This shows that bevacizumab injections didn’t work to treat your wet AMD. Your doctor will try another drug – for example, ranibizumab. Your insurer may be more likely to cover the costlier drug because your medical history shows the cheaper one didn't work for you.


How to Get Help Paying for Wet AMD Treatments

Drugmakers offer financial support, called patient assistance programs, to patients who otherwise wouldn’t be able to afford their treatments. 

Genentech, a drug company, makes bevacizumab, ranibizumab, and faricimab. This company helps patients cover the cost of their products through the Genentech Patient Foundation. 

If you have private insurance, you may be eligible for Genentech’s copay programs for ranibizumab and faricimab that can reduce how much you pay for treatment. Those who don’t have insurance may qualify for financial help if they meet income requirements.

Bayer and Regeneron, the companies that make Eylea, also offer financial support for patients. You may qualify if you:

  • Don't have insurance
  • Have insurance that doesn't cover Eylea
  • Live in the U.S.
  • Show financial need based on your annual income 

Novartis, the maker of Beovu, offers assistance to those who are uninsured or underinsured and meet income requirements through its Novartis Patient Assistance Program. 

In addition, some nonprofit groups offer patient assistance programs to people who qualify, including:

  • The Chronic Disease Fund
  • The National Organization for Rare Disorders (NORD)
  • The Patient Access Network (PAN) Foundation

Your doctor or pharmacist may also be able to point you to coupons, discount cards, and other programs that could help you save on out-of-pocket costs. 

Show Sources

Photo Credit: pixdeluxe / Getty Images


National Eye Institute: “Treatments for Wet AMD (Advanced Neovascular AMD),” “Injections to Treat Eye Conditions.”

CDC: “Prevalence of Age-Related Macular Degeneration (AMD).”

Beatrice Brewington, MD, assistant professor, Department of Ophthalmology, University of North Carolina at Chapel Hill. 

Johns Hopkins Medicine: “​​Photodynamic Therapy for Age-Related Macular Degeneration.”

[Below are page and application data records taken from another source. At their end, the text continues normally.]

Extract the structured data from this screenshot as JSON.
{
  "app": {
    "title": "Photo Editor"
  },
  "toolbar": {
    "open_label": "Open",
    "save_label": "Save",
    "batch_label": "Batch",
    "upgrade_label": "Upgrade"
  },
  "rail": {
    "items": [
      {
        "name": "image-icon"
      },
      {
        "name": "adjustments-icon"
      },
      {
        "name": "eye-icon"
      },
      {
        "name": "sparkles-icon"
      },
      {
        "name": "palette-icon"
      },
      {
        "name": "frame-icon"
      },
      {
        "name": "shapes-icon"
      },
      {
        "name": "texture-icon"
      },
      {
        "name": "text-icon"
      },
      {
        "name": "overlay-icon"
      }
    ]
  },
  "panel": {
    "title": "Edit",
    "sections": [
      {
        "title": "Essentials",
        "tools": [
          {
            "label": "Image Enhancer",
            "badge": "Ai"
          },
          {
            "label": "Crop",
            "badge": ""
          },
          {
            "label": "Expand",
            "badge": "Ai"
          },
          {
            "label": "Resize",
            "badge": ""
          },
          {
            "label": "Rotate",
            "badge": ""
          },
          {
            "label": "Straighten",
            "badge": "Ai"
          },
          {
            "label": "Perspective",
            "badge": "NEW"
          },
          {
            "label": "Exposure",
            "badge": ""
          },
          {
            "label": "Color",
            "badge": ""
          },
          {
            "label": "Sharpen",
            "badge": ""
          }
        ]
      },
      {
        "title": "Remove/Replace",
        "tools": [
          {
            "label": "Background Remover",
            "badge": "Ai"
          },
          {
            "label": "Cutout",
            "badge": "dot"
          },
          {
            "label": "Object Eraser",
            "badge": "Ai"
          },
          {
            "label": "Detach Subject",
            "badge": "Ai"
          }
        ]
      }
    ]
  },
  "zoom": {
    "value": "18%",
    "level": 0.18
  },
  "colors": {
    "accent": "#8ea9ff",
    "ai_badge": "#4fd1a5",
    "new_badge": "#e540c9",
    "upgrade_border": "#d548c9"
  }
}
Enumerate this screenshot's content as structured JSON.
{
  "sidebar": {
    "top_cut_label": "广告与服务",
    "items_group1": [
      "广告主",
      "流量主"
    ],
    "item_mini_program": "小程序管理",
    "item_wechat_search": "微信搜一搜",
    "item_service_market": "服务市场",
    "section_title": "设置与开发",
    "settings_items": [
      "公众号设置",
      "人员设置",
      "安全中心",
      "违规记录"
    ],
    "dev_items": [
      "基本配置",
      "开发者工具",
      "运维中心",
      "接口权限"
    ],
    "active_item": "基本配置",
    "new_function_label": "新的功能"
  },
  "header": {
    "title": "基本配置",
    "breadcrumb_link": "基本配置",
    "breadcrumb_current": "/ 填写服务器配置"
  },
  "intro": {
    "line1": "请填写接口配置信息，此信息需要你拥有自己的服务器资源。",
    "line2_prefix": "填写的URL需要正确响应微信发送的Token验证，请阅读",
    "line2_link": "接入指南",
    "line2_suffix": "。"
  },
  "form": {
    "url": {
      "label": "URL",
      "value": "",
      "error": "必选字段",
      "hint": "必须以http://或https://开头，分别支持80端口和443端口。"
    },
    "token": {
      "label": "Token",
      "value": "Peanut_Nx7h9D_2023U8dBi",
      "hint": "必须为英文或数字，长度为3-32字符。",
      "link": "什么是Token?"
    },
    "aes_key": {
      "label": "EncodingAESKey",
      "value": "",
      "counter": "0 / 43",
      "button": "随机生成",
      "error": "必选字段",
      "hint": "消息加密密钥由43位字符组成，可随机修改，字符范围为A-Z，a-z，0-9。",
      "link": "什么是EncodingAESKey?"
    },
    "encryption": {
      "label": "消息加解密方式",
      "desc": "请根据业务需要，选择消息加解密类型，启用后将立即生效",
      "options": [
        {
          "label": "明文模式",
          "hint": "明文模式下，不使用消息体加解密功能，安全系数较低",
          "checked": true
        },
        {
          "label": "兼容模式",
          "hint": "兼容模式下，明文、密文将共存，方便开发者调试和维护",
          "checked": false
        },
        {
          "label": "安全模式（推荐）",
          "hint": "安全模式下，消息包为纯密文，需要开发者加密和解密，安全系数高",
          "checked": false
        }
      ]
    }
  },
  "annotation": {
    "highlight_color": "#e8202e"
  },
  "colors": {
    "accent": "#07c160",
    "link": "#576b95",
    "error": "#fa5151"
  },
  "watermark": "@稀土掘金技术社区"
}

Saudi Journal of Medical and Pharmaceutical Sciences: “Exudative Age-Related Macular Degeneration: A Case Report and Review of the Literature.”

National Center for Biotechnical Information: “Photodynamic Therapy For The Eye.”

FDA: “Avastin (bevacizumab) Information,” “Highlights of Prescribing Information (Lucentis).”

American Academy of Ophthalmology Eye Wiki: “Bevacizumab.”

Health Affairs: “Switching To Less-Expensive Blindness Drug Could Save Medicare Part B $18 Billion Over A Ten-Year Period.”

American Academy of Ophthalmology: “Expensive Drugs.”

News release, Genentech. 

Retinal Physician: “Economics of Intravitreal Medications For Neovascular AMD.”

U.S. Department of Health and Human Services Department of Inspector General: “Review of Medicare Part B Claims for Intravitreal Injections of Eylea and Lucentis.”

Medicare: “Macular Degeneration Tests & Treatment.”

Genentech: “Avastin, bevacizumab,” “Lucentis, Ranibizumab Injection,” “Vabysmo, Faricimab-Svoa,” “See If You Qualify.”

Eye on Copay: “Genentech Copay Program.”

Eylea: “Patient Support.”

American Society of Retina Specialists: “Patient Assistance Programs.”

Bright Focus: “Beovu: A Longer Lasting Drug for Wet AMD,” “What's New for Treating AMD?

Ophthalmology: “Cost Evaluation of Early Vitrectomy versus Panretinal Photocoagulation and Intravitreal Ranibizumab for Proliferative Diabetic Retinopathy.”

Novartis: “Novartis Patient Assistance Foundation. Beovu Prices, Coupons and Patient Assistance Programs.